PROMPT:
Copy all the lines of the listing below exactly. Skip the images.

INPUT DATA:
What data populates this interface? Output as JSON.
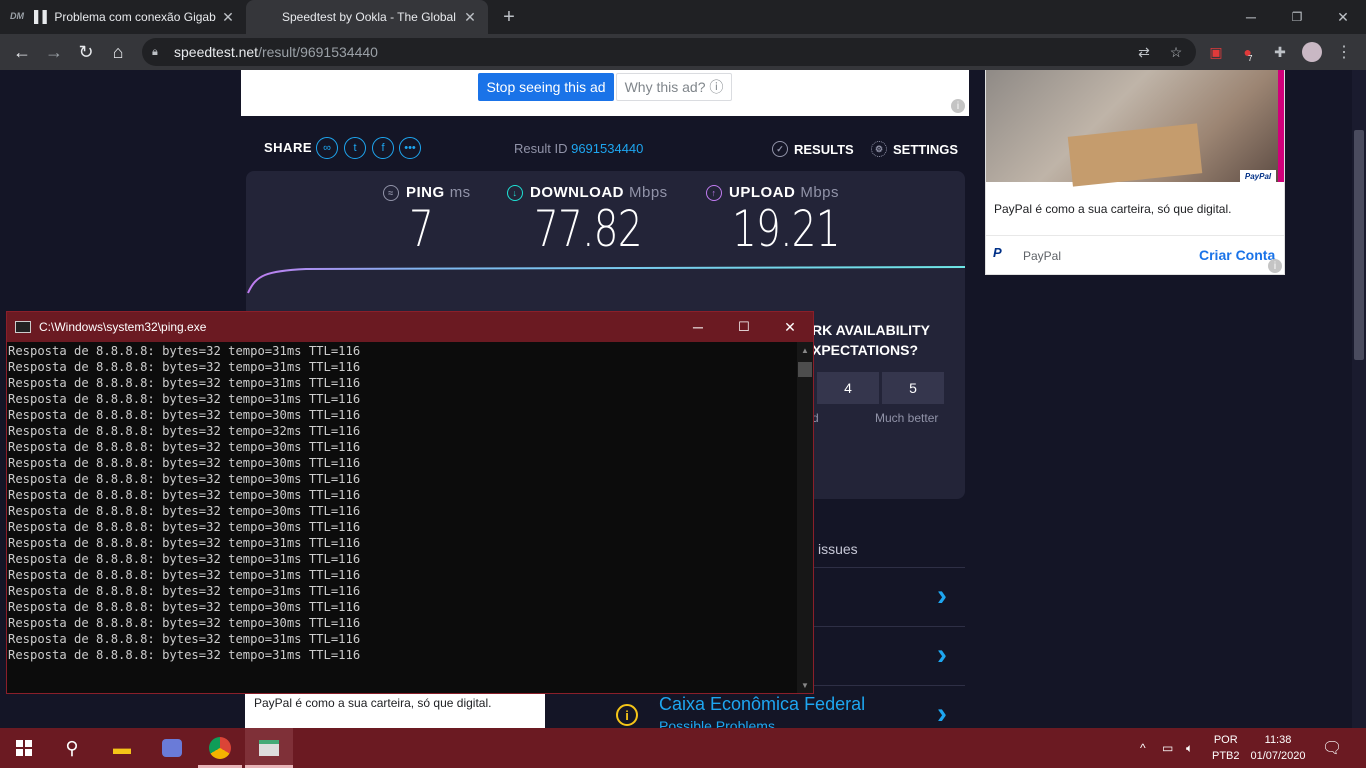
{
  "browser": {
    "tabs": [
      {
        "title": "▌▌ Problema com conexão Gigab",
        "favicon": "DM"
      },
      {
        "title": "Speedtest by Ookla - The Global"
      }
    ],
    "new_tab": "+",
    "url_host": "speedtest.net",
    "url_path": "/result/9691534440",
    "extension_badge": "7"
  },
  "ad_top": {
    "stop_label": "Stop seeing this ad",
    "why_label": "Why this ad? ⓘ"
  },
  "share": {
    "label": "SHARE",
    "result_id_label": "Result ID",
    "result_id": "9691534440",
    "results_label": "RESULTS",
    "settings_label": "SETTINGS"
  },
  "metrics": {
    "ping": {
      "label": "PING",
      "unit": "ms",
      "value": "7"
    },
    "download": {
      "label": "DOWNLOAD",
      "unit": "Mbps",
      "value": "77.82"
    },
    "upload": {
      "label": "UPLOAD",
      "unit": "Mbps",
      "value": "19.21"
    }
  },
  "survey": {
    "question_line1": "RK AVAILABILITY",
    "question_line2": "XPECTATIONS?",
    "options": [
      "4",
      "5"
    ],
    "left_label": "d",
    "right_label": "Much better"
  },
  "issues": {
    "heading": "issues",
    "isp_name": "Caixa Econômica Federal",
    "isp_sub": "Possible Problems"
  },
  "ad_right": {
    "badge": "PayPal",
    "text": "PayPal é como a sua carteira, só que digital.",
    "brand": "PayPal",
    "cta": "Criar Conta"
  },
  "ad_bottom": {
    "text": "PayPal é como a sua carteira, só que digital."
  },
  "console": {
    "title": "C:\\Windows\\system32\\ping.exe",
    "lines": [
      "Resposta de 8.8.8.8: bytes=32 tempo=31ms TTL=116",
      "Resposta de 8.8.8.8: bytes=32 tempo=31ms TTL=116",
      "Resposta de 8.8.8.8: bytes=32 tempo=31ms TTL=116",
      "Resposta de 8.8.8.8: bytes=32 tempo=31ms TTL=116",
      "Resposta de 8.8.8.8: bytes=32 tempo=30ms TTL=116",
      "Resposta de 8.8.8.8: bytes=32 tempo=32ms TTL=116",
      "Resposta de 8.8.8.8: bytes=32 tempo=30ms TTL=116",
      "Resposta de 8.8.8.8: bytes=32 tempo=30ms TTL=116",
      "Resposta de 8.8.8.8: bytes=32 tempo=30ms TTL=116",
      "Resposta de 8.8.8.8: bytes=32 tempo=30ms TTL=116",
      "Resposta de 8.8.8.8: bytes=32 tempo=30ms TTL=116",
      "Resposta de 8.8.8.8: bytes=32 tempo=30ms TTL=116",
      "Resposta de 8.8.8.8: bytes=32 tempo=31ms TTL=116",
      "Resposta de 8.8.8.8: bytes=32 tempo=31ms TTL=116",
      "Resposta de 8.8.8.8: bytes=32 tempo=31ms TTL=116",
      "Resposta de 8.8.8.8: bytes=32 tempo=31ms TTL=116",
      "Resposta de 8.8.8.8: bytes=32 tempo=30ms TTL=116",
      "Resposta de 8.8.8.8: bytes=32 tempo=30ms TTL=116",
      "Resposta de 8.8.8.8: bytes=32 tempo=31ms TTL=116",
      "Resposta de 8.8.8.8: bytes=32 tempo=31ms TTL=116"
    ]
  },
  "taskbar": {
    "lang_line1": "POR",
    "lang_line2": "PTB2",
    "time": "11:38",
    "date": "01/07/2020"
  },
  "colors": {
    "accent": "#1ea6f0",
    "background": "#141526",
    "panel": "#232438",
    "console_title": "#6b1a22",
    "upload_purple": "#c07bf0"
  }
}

THE COMPLETED TASK:
What data populates this interface? Output as JSON.
{
  "browser": {
    "tabs": [
      {
        "title": "▌▌ Problema com conexão Gigab",
        "favicon": "DM"
      },
      {
        "title": "Speedtest by Ookla - The Global"
      }
    ],
    "new_tab": "+",
    "url_host": "speedtest.net",
    "url_path": "/result/9691534440",
    "extension_badge": "7"
  },
  "ad_top": {
    "stop_label": "Stop seeing this ad",
    "why_label": "Why this ad? ⓘ"
  },
  "share": {
    "label": "SHARE",
    "result_id_label": "Result ID",
    "result_id": "9691534440",
    "results_label": "RESULTS",
    "settings_label": "SETTINGS"
  },
  "metrics": {
    "ping": {
      "label": "PING",
      "unit": "ms",
      "value": "7"
    },
    "download": {
      "label": "DOWNLOAD",
      "unit": "Mbps",
      "value": "77.82"
    },
    "upload": {
      "label": "UPLOAD",
      "unit": "Mbps",
      "value": "19.21"
    }
  },
  "survey": {
    "question_line1": "RK AVAILABILITY",
    "question_line2": "XPECTATIONS?",
    "options": [
      "4",
      "5"
    ],
    "left_label": "d",
    "right_label": "Much better"
  },
  "issues": {
    "heading": "issues",
    "isp_name": "Caixa Econômica Federal",
    "isp_sub": "Possible Problems"
  },
  "ad_right": {
    "badge": "PayPal",
    "text": "PayPal é como a sua carteira, só que digital.",
    "brand": "PayPal",
    "cta": "Criar Conta"
  },
  "ad_bottom": {
    "text": "PayPal é como a sua carteira, só que digital."
  },
  "console": {
    "title": "C:\\Windows\\system32\\ping.exe",
    "lines": [
      "Resposta de 8.8.8.8: bytes=32 tempo=31ms TTL=116",
      "Resposta de 8.8.8.8: bytes=32 tempo=31ms TTL=116",
      "Resposta de 8.8.8.8: bytes=32 tempo=31ms TTL=116",
      "Resposta de 8.8.8.8: bytes=32 tempo=31ms TTL=116",
      "Resposta de 8.8.8.8: bytes=32 tempo=30ms TTL=116",
      "Resposta de 8.8.8.8: bytes=32 tempo=32ms TTL=116",
      "Resposta de 8.8.8.8: bytes=32 tempo=30ms TTL=116",
      "Resposta de 8.8.8.8: bytes=32 tempo=30ms TTL=116",
      "Resposta de 8.8.8.8: bytes=32 tempo=30ms TTL=116",
      "Resposta de 8.8.8.8: bytes=32 tempo=30ms TTL=116",
      "Resposta de 8.8.8.8: bytes=32 tempo=30ms TTL=116",
      "Resposta de 8.8.8.8: bytes=32 tempo=30ms TTL=116",
      "Resposta de 8.8.8.8: bytes=32 tempo=31ms TTL=116",
      "Resposta de 8.8.8.8: bytes=32 tempo=31ms TTL=116",
      "Resposta de 8.8.8.8: bytes=32 tempo=31ms TTL=116",
      "Resposta de 8.8.8.8: bytes=32 tempo=31ms TTL=116",
      "Resposta de 8.8.8.8: bytes=32 tempo=30ms TTL=116",
      "Resposta de 8.8.8.8: bytes=32 tempo=30ms TTL=116",
      "Resposta de 8.8.8.8: bytes=32 tempo=31ms TTL=116",
      "Resposta de 8.8.8.8: bytes=32 tempo=31ms TTL=116"
    ]
  },
  "taskbar": {
    "lang_line1": "POR",
    "lang_line2": "PTB2",
    "time": "11:38",
    "date": "01/07/2020"
  },
  "colors": {
    "accent": "#1ea6f0",
    "background": "#141526",
    "panel": "#232438",
    "console_title": "#6b1a22",
    "upload_purple": "#c07bf0"
  }
}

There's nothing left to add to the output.